**WHAT TO WORK ON**
Every line of the material is to be reproduced verbatim.

......

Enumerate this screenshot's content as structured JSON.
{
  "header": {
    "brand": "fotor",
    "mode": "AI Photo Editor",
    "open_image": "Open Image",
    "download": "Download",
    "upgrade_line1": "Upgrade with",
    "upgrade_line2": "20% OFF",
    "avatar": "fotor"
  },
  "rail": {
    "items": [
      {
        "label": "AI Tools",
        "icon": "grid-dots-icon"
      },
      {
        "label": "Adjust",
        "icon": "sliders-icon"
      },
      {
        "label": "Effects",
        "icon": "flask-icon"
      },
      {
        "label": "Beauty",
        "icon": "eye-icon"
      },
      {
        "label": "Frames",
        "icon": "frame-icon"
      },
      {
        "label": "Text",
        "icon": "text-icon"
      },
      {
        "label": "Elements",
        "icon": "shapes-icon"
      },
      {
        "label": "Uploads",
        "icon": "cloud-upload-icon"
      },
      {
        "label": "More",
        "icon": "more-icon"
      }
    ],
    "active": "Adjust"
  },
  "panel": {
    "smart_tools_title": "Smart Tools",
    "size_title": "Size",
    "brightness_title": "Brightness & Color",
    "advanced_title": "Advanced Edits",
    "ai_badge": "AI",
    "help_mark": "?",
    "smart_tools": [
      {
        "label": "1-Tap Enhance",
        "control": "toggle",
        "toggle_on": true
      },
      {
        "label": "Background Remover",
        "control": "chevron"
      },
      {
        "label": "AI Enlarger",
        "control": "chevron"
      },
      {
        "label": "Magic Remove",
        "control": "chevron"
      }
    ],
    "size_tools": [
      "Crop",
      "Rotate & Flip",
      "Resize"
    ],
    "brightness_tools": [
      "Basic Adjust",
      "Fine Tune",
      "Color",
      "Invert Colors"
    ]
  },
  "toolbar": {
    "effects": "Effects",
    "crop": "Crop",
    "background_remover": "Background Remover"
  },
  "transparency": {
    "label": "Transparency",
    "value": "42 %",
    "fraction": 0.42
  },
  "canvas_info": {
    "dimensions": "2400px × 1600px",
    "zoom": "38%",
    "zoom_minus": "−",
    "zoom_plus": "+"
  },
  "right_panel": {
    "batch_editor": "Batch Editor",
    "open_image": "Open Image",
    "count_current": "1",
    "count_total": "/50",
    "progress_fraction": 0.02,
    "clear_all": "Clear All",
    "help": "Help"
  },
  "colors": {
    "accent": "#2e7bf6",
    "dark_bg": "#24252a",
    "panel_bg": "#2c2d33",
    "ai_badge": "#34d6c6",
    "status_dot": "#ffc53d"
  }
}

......

**ANSWER TO THE EXERCISE**
Enumerate this screenshot's content as structured JSON.
{
  "header": {
    "brand": "fotor",
    "mode": "AI Photo Editor",
    "open_image": "Open Image",
    "download": "Download",
    "upgrade_line1": "Upgrade with",
    "upgrade_line2": "20% OFF",
    "avatar": "fotor"
  },
  "rail": {
    "items": [
      {
        "label": "AI Tools",
        "icon": "grid-dots-icon"
      },
      {
        "label": "Adjust",
        "icon": "sliders-icon"
      },
      {
        "label": "Effects",
        "icon": "flask-icon"
      },
      {
        "label": "Beauty",
        "icon": "eye-icon"
      },
      {
        "label": "Frames",
        "icon": "frame-icon"
      },
      {
        "label": "Text",
        "icon": "text-icon"
      },
      {
        "label": "Elements",
        "icon": "shapes-icon"
      },
      {
        "label": "Uploads",
        "icon": "cloud-upload-icon"
      },
      {
        "label": "More",
        "icon": "more-icon"
      }
    ],
    "active": "Adjust"
  },
  "panel": {
    "smart_tools_title": "Smart Tools",
    "size_title": "Size",
    "brightness_title": "Brightness & Color",
    "advanced_title": "Advanced Edits",
    "ai_badge": "AI",
    "help_mark": "?",
    "smart_tools": [
      {
        "label": "1-Tap Enhance",
        "control": "toggle",
        "toggle_on": true
      },
      {
        "label": "Background Remover",
        "control": "chevron"
      },
      {
        "label": "AI Enlarger",
        "control": "chevron"
      },
      {
        "label": "Magic Remove",
        "control": "chevron"
      }
    ],
    "size_tools": [
      "Crop",
      "Rotate & Flip",
      "Resize"
    ],
    "brightness_tools": [
      "Basic Adjust",
      "Fine Tune",
      "Color",
      "Invert Colors"
    ]
  },
  "toolbar": {
    "effects": "Effects",
    "crop": "Crop",
    "background_remover": "Background Remover"
  },
  "transparency": {
    "label": "Transparency",
    "value": "42 %",
    "fraction": 0.42
  },
  "canvas_info": {
    "dimensions": "2400px × 1600px",
    "zoom": "38%",
    "zoom_minus": "−",
    "zoom_plus": "+"
  },
  "right_panel": {
    "batch_editor": "Batch Editor",
    "open_image": "Open Image",
    "count_current": "1",
    "count_total": "/50",
    "progress_fraction": 0.02,
    "clear_all": "Clear All",
    "help": "Help"
  },
  "colors": {
    "accent": "#2e7bf6",
    "dark_bg": "#24252a",
    "panel_bg": "#2c2d33",
    "ai_badge": "#34d6c6",
    "status_dot": "#ffc53d"
  }
}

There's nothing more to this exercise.